Before you start reading... There has never been a time when our community and content was needed more. Unlike other sites, we don't publish sponsored content or share affiliate links. We also don’t run ads on our site and don’t have any paywalls in front of our content–-anyone can access all of it for free.
This means we rely on donations from our community (people like YOU!) to keep our site running. We want to be here to support you all through this pandemic and beyond, which is why we are asking you to consider donating whatever you are able.
A single (or monthly) donation of just $5 will make a HUGE difference and will help keep our nonprofit running so we can continue offering peer support for mental health through our content.
Recovery from an eating disorder doesn’t come quickly. Milestones such as leaving treatment or reaching weight goals are few and far between. Many of the victories we have when recovering from an eating disorder are small. In fact, most of the time, those big victories we all strive towards are made up of what seem like smaller ones at the time.
It is important to recognize these and accept credit for them to encourage yourself to continue moving forward.
This weekend I had a small victory I hadn’t really been aware of until I began writing this article. I was celebrating my mother-in-law’s birthday and had cake and ice cream without feeling guilty about it. I have been in recovery for quite a while now, so it didn’t seem like a big deal.
We all have things like this that happen all the time and feel like they are not a big deal. However, recognizing it was a victory–no matter how small–and that I am still stronger than my eating disorder was a very empowering feeling.
The first step in giving yourself credit for the victories in your recovery is, of course, recognizing them.
This sounds simple, but it can definitely be harder than it seems.
You may find yourself out for dinner with friends and you have some of the chips before the meal comes. Or perhaps you order a drink other than water; something you wouldn’t do when you were sick. It can even be something as simple as getting seconds at dinner when you’re still hungry or having a snack you hadn’t planned for.

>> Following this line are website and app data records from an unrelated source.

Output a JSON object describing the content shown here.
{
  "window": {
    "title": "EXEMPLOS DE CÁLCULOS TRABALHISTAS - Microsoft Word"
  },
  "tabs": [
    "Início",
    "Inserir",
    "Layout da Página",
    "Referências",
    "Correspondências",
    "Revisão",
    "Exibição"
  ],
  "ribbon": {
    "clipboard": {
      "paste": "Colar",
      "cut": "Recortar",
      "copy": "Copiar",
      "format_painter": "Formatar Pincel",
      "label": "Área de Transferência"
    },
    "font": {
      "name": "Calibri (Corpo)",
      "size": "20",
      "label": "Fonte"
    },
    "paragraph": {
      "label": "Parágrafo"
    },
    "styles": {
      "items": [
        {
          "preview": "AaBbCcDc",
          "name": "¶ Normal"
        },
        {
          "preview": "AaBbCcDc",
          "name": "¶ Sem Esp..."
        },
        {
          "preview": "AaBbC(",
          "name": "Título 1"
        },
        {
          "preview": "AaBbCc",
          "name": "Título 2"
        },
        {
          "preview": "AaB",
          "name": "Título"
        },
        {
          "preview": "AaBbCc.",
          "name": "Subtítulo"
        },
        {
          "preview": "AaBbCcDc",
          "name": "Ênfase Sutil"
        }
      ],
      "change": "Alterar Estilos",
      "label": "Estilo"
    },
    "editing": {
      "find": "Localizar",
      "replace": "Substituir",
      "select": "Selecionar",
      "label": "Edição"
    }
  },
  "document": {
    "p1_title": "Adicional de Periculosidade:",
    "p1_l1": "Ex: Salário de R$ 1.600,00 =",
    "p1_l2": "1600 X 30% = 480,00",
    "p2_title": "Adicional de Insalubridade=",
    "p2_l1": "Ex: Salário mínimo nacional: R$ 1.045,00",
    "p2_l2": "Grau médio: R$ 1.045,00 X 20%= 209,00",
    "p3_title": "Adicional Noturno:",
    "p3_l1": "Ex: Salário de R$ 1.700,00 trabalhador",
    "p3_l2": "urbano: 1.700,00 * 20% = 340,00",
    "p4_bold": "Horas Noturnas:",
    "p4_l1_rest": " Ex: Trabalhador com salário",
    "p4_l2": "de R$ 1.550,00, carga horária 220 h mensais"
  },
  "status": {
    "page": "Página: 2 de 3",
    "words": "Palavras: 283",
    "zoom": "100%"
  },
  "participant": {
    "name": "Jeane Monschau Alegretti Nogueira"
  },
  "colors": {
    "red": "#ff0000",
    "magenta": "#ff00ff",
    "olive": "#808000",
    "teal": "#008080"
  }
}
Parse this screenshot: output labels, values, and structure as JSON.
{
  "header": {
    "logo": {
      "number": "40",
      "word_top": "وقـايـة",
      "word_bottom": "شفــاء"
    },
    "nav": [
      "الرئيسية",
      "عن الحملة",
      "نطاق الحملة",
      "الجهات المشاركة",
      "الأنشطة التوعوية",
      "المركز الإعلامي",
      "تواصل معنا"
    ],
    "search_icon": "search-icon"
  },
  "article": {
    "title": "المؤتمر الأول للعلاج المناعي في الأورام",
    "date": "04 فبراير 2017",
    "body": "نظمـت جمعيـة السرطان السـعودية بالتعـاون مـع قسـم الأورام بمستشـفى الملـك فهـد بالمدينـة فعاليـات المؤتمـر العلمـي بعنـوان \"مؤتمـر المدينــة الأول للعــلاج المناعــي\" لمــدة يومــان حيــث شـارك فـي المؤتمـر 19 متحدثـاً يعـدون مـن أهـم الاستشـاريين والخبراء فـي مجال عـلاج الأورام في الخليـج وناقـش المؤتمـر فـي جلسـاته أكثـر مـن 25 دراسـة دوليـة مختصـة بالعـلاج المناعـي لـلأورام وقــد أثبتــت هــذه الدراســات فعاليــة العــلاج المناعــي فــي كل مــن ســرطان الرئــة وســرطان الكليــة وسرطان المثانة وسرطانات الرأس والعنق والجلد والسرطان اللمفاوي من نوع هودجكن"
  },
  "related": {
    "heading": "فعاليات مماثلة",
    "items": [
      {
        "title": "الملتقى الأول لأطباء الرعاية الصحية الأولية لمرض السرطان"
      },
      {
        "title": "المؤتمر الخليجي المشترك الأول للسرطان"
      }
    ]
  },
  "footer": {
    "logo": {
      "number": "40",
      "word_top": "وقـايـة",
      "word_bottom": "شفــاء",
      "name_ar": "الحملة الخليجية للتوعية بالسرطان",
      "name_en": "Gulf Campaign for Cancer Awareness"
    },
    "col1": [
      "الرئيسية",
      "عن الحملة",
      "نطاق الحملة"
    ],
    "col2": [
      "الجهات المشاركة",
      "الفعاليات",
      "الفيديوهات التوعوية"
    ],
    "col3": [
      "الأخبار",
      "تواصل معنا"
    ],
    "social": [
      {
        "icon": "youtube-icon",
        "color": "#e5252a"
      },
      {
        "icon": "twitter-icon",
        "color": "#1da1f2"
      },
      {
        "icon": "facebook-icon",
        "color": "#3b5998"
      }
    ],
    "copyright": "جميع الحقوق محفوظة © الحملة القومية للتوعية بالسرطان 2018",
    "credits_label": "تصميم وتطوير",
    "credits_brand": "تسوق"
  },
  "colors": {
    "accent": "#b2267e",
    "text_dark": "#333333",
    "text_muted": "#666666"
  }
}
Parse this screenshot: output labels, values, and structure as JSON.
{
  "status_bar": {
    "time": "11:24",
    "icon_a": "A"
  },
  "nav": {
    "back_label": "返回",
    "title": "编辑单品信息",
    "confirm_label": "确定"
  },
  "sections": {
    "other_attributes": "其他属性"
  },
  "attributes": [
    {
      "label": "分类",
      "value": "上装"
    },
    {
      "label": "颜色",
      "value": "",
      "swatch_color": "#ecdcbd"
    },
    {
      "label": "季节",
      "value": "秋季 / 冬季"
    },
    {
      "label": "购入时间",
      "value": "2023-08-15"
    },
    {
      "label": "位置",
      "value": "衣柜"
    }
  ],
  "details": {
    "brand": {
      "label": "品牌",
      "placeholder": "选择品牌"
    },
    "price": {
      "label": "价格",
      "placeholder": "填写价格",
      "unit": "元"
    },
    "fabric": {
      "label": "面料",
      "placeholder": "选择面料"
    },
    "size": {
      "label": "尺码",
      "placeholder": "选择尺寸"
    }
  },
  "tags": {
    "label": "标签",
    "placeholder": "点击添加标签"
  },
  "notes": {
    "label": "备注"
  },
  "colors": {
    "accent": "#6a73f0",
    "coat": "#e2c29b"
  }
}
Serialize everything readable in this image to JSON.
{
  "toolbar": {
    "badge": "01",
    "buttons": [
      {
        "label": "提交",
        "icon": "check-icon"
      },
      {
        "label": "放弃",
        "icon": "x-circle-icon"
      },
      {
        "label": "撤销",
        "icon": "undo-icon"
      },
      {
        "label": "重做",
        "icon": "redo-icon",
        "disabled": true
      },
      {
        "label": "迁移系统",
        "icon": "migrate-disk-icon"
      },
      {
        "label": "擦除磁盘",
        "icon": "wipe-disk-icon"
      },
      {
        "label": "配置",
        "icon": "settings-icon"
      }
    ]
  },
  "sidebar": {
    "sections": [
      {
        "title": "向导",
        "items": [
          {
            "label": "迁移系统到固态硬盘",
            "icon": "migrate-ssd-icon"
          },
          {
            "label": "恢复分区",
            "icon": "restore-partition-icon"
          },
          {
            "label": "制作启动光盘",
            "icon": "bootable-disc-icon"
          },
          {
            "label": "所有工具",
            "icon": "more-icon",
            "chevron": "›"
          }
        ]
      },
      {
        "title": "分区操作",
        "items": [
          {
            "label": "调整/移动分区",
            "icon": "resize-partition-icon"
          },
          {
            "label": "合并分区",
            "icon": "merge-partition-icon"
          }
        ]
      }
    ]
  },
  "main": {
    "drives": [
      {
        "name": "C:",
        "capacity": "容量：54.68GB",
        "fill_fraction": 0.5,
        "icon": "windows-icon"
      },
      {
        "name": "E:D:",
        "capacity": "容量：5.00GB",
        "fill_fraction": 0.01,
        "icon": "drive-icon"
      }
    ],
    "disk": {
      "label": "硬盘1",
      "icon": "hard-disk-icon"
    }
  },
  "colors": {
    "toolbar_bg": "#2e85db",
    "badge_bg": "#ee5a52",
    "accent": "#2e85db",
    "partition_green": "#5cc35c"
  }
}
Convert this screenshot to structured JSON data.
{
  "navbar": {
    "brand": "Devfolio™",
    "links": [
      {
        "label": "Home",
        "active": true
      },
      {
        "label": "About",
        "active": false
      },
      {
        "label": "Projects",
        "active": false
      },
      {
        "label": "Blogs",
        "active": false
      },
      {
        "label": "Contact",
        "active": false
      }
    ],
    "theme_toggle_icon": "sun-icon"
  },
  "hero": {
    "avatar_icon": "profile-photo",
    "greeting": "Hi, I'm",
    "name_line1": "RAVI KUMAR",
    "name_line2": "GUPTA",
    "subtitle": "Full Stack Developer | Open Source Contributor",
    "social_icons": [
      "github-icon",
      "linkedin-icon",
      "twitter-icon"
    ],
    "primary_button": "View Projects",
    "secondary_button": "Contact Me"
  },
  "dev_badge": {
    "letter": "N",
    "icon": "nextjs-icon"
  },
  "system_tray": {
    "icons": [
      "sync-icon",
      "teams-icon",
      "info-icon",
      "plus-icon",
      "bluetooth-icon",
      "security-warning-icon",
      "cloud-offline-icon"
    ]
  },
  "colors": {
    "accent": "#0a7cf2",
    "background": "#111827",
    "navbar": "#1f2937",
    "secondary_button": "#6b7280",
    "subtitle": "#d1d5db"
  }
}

These types of things may not seem like much, but they are things you wouldn’t have done when suffering from your eating disorder. It is these small victories that, when chained together, make up recovery.
Once you recognize the small victory you have made, take a minute to acknowledge it and appreciate where you have come from.
It really is that simple. Appreciating what you have accomplished and the importance of it makes a huge impact on your recovery.
It is important not to have the mentality that because you have achieved this you can take a break from your recovery. Instead, remind yourself the big victories you are striving towards are made up of many moments like the one you just had.
In order to get to those bigger ones, you need to keep moving forward. If you’re already in recovery, remind yourself you didn’t get there from one small victory, and you need to continue moving forward now as much as you did in the past.
I encourage you, even if you’ve been in recovery for a long time, to recognize the small victories you achieve each day.
Not only is it very empowering to keep moving forward when you are in the process of recovery, it also reminds you what you came from and protects you from going back.
So remember, big victories are made up of small victories, and you deserve credit for all of them!
Scott hopes to turn the negativity of his Anorexia into something positive by supporting other men and women who struggle with eating disorders in any way he can. He also hopes to raise awareness of eating disorders in men in order to get better treatment. His message is simple: recovery is possible, and you can achieve it. Some of his hobbies are coffee, cars, and bicycle racing. He is currently studying mechanical engineering and German.
SITE DISCLAIMER: The opinions and information shared in this article or any other Content on our site may not represent that of Libero Network Society. We hold no liability for any harm that may incur from reading content on our site. Please always consult your own medical professionals before making any changes to your medication, activities, or recovery process. Libero does not provide emergency support. If you are in crisis, please call 1-800-784-2433 or another helpline or 911.